The BSO billed Saturday night’s concert at Tanglewood as a celebration of the life of Andre Previn, the polymath pianist (of both jazz and classical repertory), composer, and conductor, not to mention the sometime husband of the evening’s soloist, Anne-Sophie Mutter; Previn died on February 28th at the age of 89. The celebration began in the Tanglewood program book with a biographical essay emphasizing his many connections to the Boston Symphony and the Chamber Players (he wrote commissioned works for both and led several BSO premieres of his works), as well as many occasions of teaching and coaching chamber music performances at Tanglewood. This was followed by a warm letter from Anne-Sophie Mutter herself addressed to “My dearest Andre,” recalling many happy musical experiences that they shared (they remained close even after their divorce). What was to be her tenth world premiere of a work he had written for her, to take place at Carnegie Hall last March, in anticipation of his 90th birthday on April 6, became a memorial owing to his death just a week earlier.
Of course, the main element of the evening that was especially focused as commemorative was the performance, by Anne-Sophie Mutter with Andris Nelsons conducting, of Previn’s violin concerto composed for her on a commission from the Boston Symphony and named “Anne-Sophie.” The original performance took place on March 14, 2002. Not surprisingly, the concerto, written for the composer’s wife, is fundamentally romantic in character, though—given her position as one of the world’s leading violinists—it also has its share of virtuosic passages, often growing out of essentially lyrical music. Spacious, it runs to about 40 minutes, with movements flowing quite directly into on another, so that, despite changes of mood, it feels like a whole. The second movement begins as a cadenza but continues in a subdued, warm slow mood.
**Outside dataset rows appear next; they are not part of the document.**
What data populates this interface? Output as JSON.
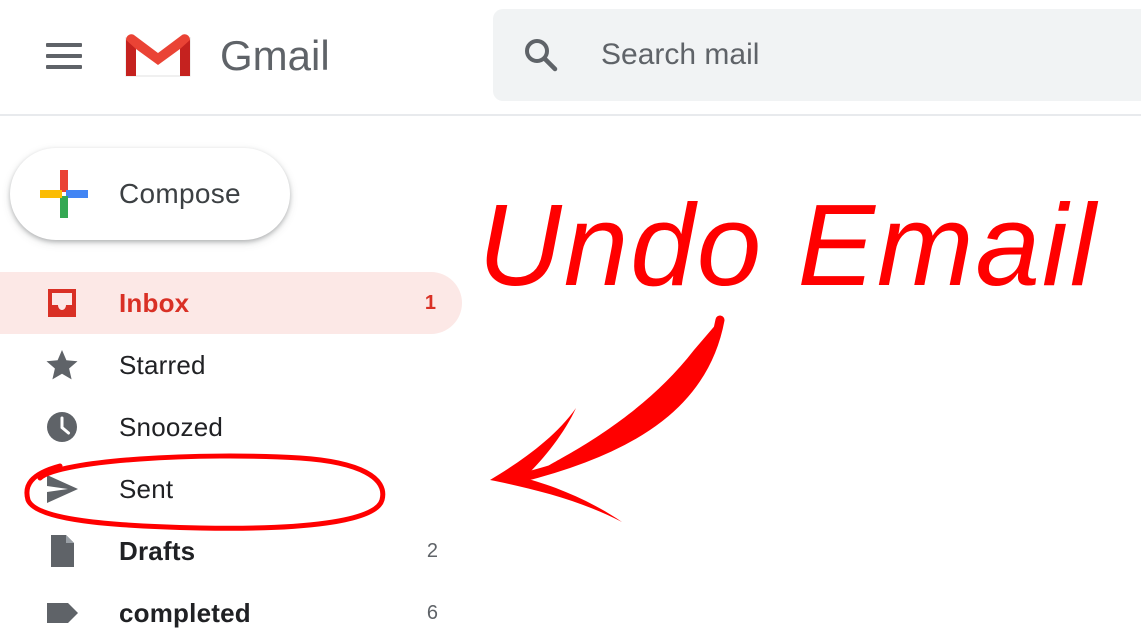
{
  "header": {
    "app_name": "Gmail",
    "menu_icon": "hamburger-menu-icon",
    "logo_icon": "gmail-m-logo-icon"
  },
  "search": {
    "placeholder": "Search mail",
    "value": "",
    "icon": "search-icon"
  },
  "compose": {
    "label": "Compose",
    "icon": "colorful-plus-icon"
  },
  "nav": {
    "items": [
      {
        "label": "Inbox",
        "count": "1",
        "icon": "inbox-icon",
        "active": true
      },
      {
        "label": "Starred",
        "count": "",
        "icon": "star-icon"
      },
      {
        "label": "Snoozed",
        "count": "",
        "icon": "clock-icon"
      },
      {
        "label": "Sent",
        "count": "",
        "icon": "send-icon"
      },
      {
        "label": "Drafts",
        "count": "2",
        "icon": "draft-document-icon"
      },
      {
        "label": "completed",
        "count": "6",
        "icon": "label-tag-icon"
      }
    ]
  },
  "annotation": {
    "title": "Undo Email",
    "color": "#ff0000"
  },
  "colors": {
    "active_red": "#d93025",
    "active_bg": "#fce8e6",
    "icon_gray": "#5f6368",
    "search_bg": "#f1f3f4",
    "google_blue": "#4285f4",
    "google_red": "#ea4335",
    "google_yellow": "#fbbc04",
    "google_green": "#34a853"
  }
}
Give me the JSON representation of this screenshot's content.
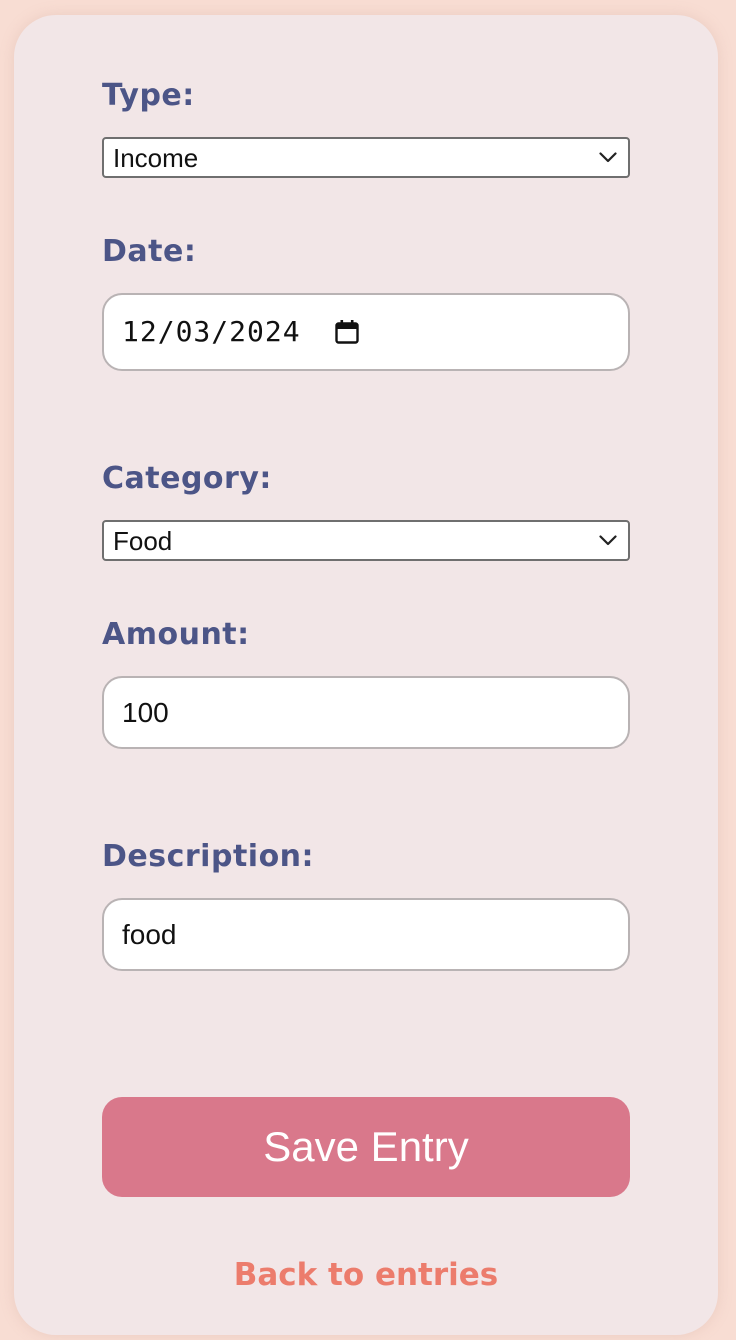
{
  "form": {
    "type": {
      "label": "Type:",
      "value": "Income"
    },
    "date": {
      "label": "Date:",
      "value": "12/03/2024"
    },
    "category": {
      "label": "Category:",
      "value": "Food"
    },
    "amount": {
      "label": "Amount:",
      "value": "100"
    },
    "description": {
      "label": "Description:",
      "value": "food"
    },
    "save_label": "Save Entry",
    "back_label": "Back to entries"
  },
  "icons": {
    "select": "chevron-down-icon",
    "date": "calendar-icon"
  },
  "colors": {
    "page_background": "#f8ddd3",
    "card_background": "#f2e6e7",
    "label": "#4c5587",
    "save_button": "#d9788b",
    "back_link": "#ec7c6c"
  }
}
The finale bears the somewhat surprising heading “(from a train in Germany),” which is, in fact, a reference to the original impetus for the work. One day, while riding on a German train, Previn called his artist manager Ronald Wilford to wish him a happy birthday. Shortly afterward, Wilford suggested that Previn compose a piece reflecting the experience of riding the train through the land where he had been born. The composer chose to incorporate a German folksong he had known since childhood, “Wenn ich ein Vöglein wär” (If I were a little bird), as the basis of a set of variations. The result is evocative, less predictable than the formal description might suggest, but it allows for a considerable range of expressive effects, for both orchestra and soloists. And he decided to make it a violin concerto for Mutter.
Naturally Mutter played the challenging score with passion, clarity, and virtuosity, winning the audience to such a degree that they were hardly willing to let her go. She finally announced an encore: the middle movement, “Song,” from the first score that Previn had composed for her, in 1996, Tango, Song, and Dance. More enthusiastic applause of course ensued.
The concert had opened with a short but dramatic score by one of America’s leading composers, Joan Tower, the title, obvious chosen in imitation of and homage to Aaron Copland’s Fanfare for the Common Man, is Fanfare for the Uncommon Woman, with the same instrumentation as Copland’s famous work. It was first performed in Houston in 1987, where it made a sensation, to the degree that Tower has written five further fanfares with that title, so that the piece performed on Saturday night now has “No. 1” added to the title. In an orchestral concert, it naturally appears as a brilliant opening gesture, with the brass and percussion instruments appearing an on an empty stage and playing under the directorship of Andris Nelsons. The composer came to the front of the Shed to accept her well-earned kudos.
Following intermission, the concert closed with what may be the most satisfying performance I have ever heard of that wonderful old warhorse, Dvořàk’s New World Symphony. On this occasion, the members of the BSO played as vividly as they do, under the masterful phrase-shaping of Andris Nelsons. The score is replete with tunes and hints of tunes, of varying character, and the thing that brings it to life is to recognize the spirit of each element, even if it appears only briefly. To take one example, early in the first movement, there is a soft flute melody that evidently contains a brief quotation from the spiritual “Swing low, sweet chariot.” In the symphony, the melody begins with the four notes that go with “chariot” in the song. When we first hear it, it is a simple, unaffected tune, and Nelsons allows it almost to sneak into our consciousness. But not long after, Dvořàk takes just those first four notes as a driving melodic-rhythmic pattern at a fast tempo repeated dozens of times as an energetic background in the strings while other instruments are building fanfares to a dramatic climax. The flexibility of this and many other passages in the score, made it a matter of considerable delight. No matter how often I’ve heard the symphony, I am always ready for a performance as rich and vivid as Saturday night’s.
Steven Ledbetter is a freelance writer and lecturer on music. He got his BA from Pomona College and PhD from NYU in Musicology. He taught at Dartmouth College in the 1970s, then became program annotator at the Boston Symphony Orchestra from 1979 to 1997.